PROMPT >>
The lines wanted are those in the data below that include "hour".

INPUT FOR THIS TASK: Begin

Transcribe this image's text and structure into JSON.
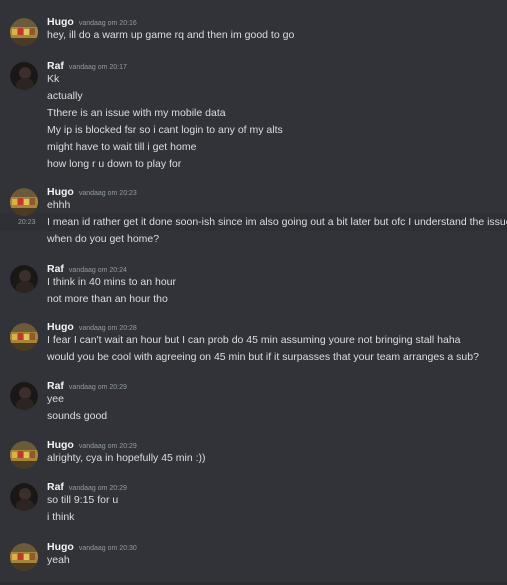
{
  "users": {
    "hugo": {
      "name": "Hugo",
      "avatar_icon": "hugo-avatar-icon"
    },
    "raf": {
      "name": "Raf",
      "avatar_icon": "raf-avatar-icon"
    }
  },
  "messages": [
    {
      "author": "Hugo",
      "timestamp": "vandaag om 20:16",
      "lines": [
        "hey, ill do a warm up game rq and then im good to go"
      ]
    },
    {
      "author": "Raf",
      "timestamp": "vandaag om 20:17",
      "lines": [
        "Kk",
        "actually",
        "Tthere is an issue with my mobile data",
        "My ip is blocked fsr so i cant login to any of my alts",
        "might have to wait till i get home",
        "how long r u down to play for"
      ]
    },
    {
      "author": "Hugo",
      "timestamp": "vandaag om 20:23",
      "lines": [
        "ehhh",
        "I mean id rather get it done soon-ish since im also going out a bit later but ofc I understand the issue",
        "when do you get home?"
      ],
      "hover_timestamp": "20:23"
    },
    {
      "author": "Raf",
      "timestamp": "vandaag om 20:24",
      "lines": [
        "I think in 40 mins to an hour",
        "not more than an hour tho"
      ]
    },
    {
      "author": "Hugo",
      "timestamp": "vandaag om 20:28",
      "lines": [
        "I fear I can't wait an hour but I can prob do 45 min assuming youre not bringing stall haha",
        "would you be cool with agreeing on 45 min but if it surpasses that your team arranges a sub?"
      ]
    },
    {
      "author": "Raf",
      "timestamp": "vandaag om 20:29",
      "lines": [
        "yee",
        "sounds good"
      ]
    },
    {
      "author": "Hugo",
      "timestamp": "vandaag om 20:29",
      "lines": [
        "alrighty, cya in hopefully 45 min :))"
      ]
    },
    {
      "author": "Raf",
      "timestamp": "vandaag om 20:29",
      "lines": [
        "so till 9:15 for u",
        "i think"
      ]
    },
    {
      "author": "Hugo",
      "timestamp": "vandaag om 20:30",
      "lines": [
        "yeah"
      ]
    }
  ],
  "colors": {
    "background": "#313338",
    "hover_background": "#2e3035",
    "username": "#f2f3f5",
    "message_text": "#dbdee1",
    "timestamp": "#949ba4"
  }
}
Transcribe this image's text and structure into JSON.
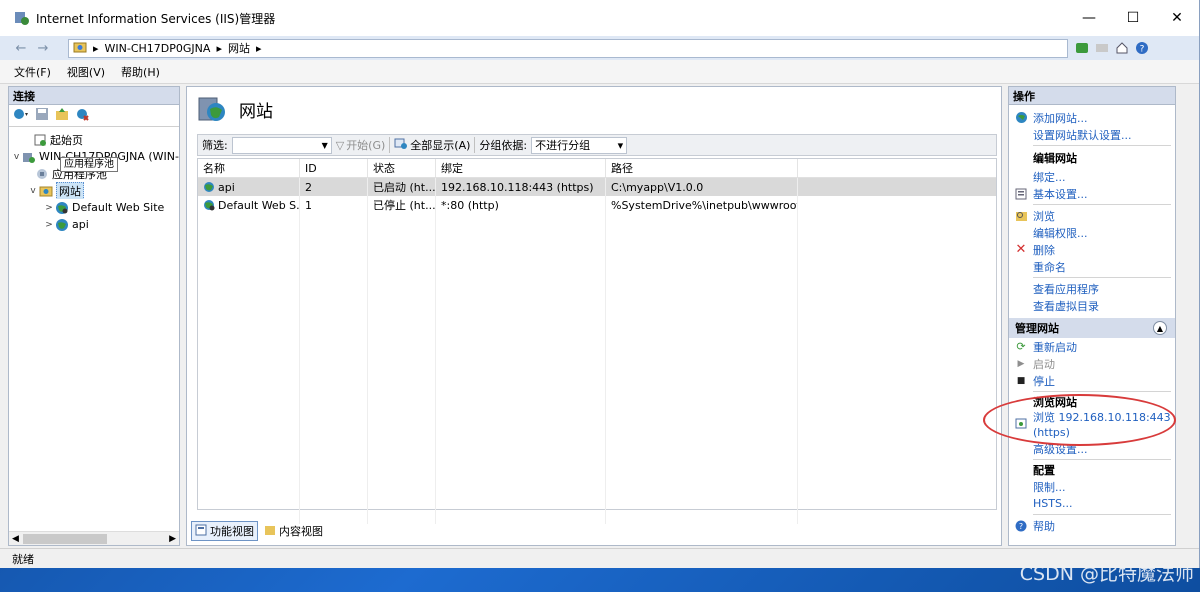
{
  "window": {
    "title": "Internet Information Services (IIS)管理器",
    "minimize_glyph": "—",
    "maximize_glyph": "☐",
    "close_glyph": "✕"
  },
  "address": {
    "back_glyph": "←",
    "forward_glyph": "→",
    "segments": [
      "WIN-CH17DP0GJNA",
      "网站"
    ],
    "arrow": "▸"
  },
  "menu": {
    "items": [
      "文件(F)",
      "视图(V)",
      "帮助(H)"
    ]
  },
  "connections": {
    "header": "连接",
    "tree": [
      {
        "label": "起始页",
        "icon": "start-page-icon",
        "expand": ""
      },
      {
        "label": "WIN-CH17DP0GJNA (WIN-",
        "icon": "server-icon",
        "expand": "v"
      },
      {
        "label": "应用程序池",
        "icon": "app-pools-icon",
        "expand": ""
      },
      {
        "label": "网站",
        "icon": "sites-folder-icon",
        "expand": "v"
      },
      {
        "label": "Default Web Site",
        "icon": "globe-icon",
        "expand": ">"
      },
      {
        "label": "api",
        "icon": "globe-icon",
        "expand": ">"
      }
    ],
    "tooltip": "应用程序池"
  },
  "center": {
    "title": "网站",
    "filter": {
      "label": "筛选:",
      "go_label": "开始(G)",
      "show_all_label": "全部显示(A)",
      "group_label": "分组依据:",
      "group_value": "不进行分组"
    },
    "columns": [
      "名称",
      "ID",
      "状态",
      "绑定",
      "路径"
    ],
    "rows": [
      {
        "name": "api",
        "id": "2",
        "status": "已启动 (ht...",
        "binding": "192.168.10.118:443 (https)",
        "path": "C:\\myapp\\V1.0.0"
      },
      {
        "name": "Default Web S...",
        "id": "1",
        "status": "已停止 (ht...",
        "binding": "*:80 (http)",
        "path": "%SystemDrive%\\inetpub\\wwwroot"
      }
    ],
    "view_tabs": [
      "功能视图",
      "内容视图"
    ]
  },
  "actions": {
    "header": "操作",
    "top": [
      {
        "label": "添加网站...",
        "icon": "add-site-icon"
      },
      {
        "label": "设置网站默认设置...",
        "icon": ""
      }
    ],
    "edit_title": "编辑网站",
    "edit": [
      {
        "label": "绑定...",
        "icon": ""
      },
      {
        "label": "基本设置...",
        "icon": "settings-icon"
      }
    ],
    "browse_group": [
      {
        "label": "浏览",
        "icon": "explore-icon"
      },
      {
        "label": "编辑权限...",
        "icon": ""
      },
      {
        "label": "删除",
        "icon": "delete-icon"
      },
      {
        "label": "重命名",
        "icon": ""
      }
    ],
    "app_group": [
      {
        "label": "查看应用程序",
        "icon": ""
      },
      {
        "label": "查看虚拟目录",
        "icon": ""
      }
    ],
    "manage_title": "管理网站",
    "manage": [
      {
        "label": "重新启动",
        "icon": "restart-icon",
        "disabled": false
      },
      {
        "label": "启动",
        "icon": "start-icon",
        "disabled": true
      },
      {
        "label": "停止",
        "icon": "stop-icon",
        "disabled": false
      }
    ],
    "browse_site_title": "浏览网站",
    "browse_site_link": "浏览 192.168.10.118:443",
    "browse_site_link2": "(https)",
    "advanced": "高级设置...",
    "config_title": "配置",
    "config": [
      "限制...",
      "HSTS..."
    ],
    "help": "帮助"
  },
  "status": {
    "text": "就绪"
  },
  "watermark": "CSDN @比特魔法师",
  "colors": {
    "link": "#1f5fbf",
    "highlight": "#d83b3b",
    "pane_header": "#d4dceb"
  }
}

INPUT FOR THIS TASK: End

TASK RESULT >>
        "I think in 40 mins to an hour",
        "not more than an hour tho"
        "I fear I can't wait an hour but I can prob do 45 min assuming youre not bringing stall haha",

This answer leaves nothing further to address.